▶ **Exercise directions**:
For these records, count the lines containing the word "placeholder" and respond with the number alone.

▶ **Listed records**:
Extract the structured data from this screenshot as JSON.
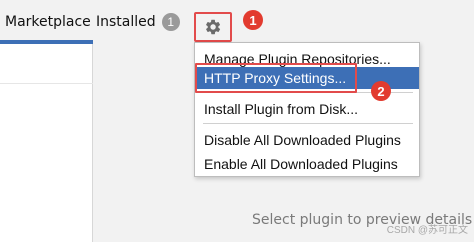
{
  "tabs": {
    "marketplace": "Marketplace",
    "installed": "Installed",
    "installed_badge": "1"
  },
  "toolbar": {
    "settings_icon": "gear-icon"
  },
  "callouts": {
    "one": "1",
    "two": "2"
  },
  "menu": {
    "items": [
      {
        "label": "Manage Plugin Repositories..."
      },
      {
        "label": "HTTP Proxy Settings..."
      },
      {
        "label": "Install Plugin from Disk..."
      },
      {
        "label": "Disable All Downloaded Plugins"
      },
      {
        "label": "Enable All Downloaded Plugins"
      }
    ]
  },
  "main": {
    "preview_text": "Select plugin to preview details"
  },
  "watermark": {
    "text": "CSDN @苏可正文"
  },
  "colors": {
    "accent": "#3d6fb6",
    "callout": "#e23b2f",
    "highlight_border": "#e24b4b"
  }
}
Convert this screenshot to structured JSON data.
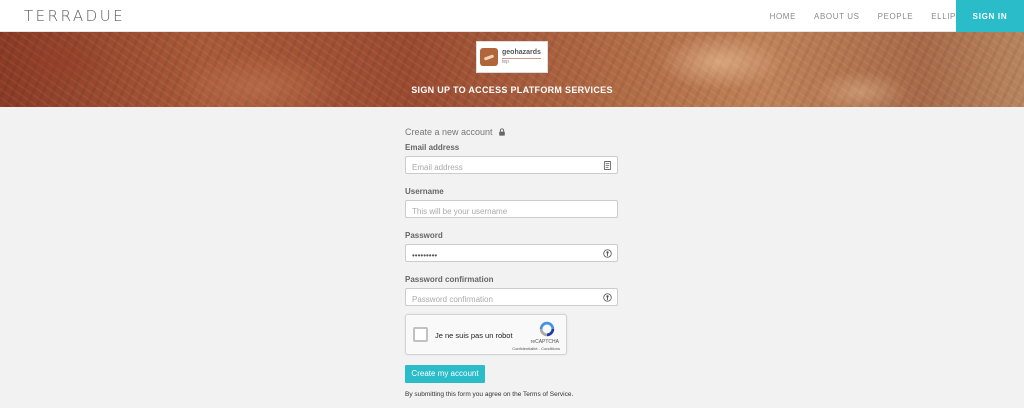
{
  "brand": {
    "logo_text": "TERRADUE"
  },
  "nav": {
    "items": [
      "HOME",
      "ABOUT US",
      "PEOPLE",
      "ELLIP"
    ],
    "signin_label": "SIGN IN"
  },
  "banner": {
    "badge_title": "geohazards",
    "badge_sub": "tep",
    "title": "SIGN UP TO ACCESS PLATFORM SERVICES"
  },
  "form": {
    "heading": "Create a new account",
    "email": {
      "label": "Email address",
      "placeholder": "Email address"
    },
    "username": {
      "label": "Username",
      "placeholder": "This will be your username"
    },
    "password": {
      "label": "Password",
      "value": "•••••••••"
    },
    "password_confirm": {
      "label": "Password confirmation",
      "placeholder": "Password confirmation"
    },
    "captcha": {
      "text": "Je ne suis pas un robot",
      "brand": "reCAPTCHA",
      "links": "Confidentialité - Conditions"
    },
    "submit_label": "Create my account",
    "terms_prefix": "By submitting this form you agree on the ",
    "terms_link": "Terms of Service",
    "terms_suffix": "."
  },
  "colors": {
    "accent": "#2bbcc9",
    "background": "#f2f2f2"
  },
  "icons": [
    "lock-icon",
    "contact-card-icon",
    "key-icon",
    "recaptcha-icon"
  ]
}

▶ **Solution to the problem**:
3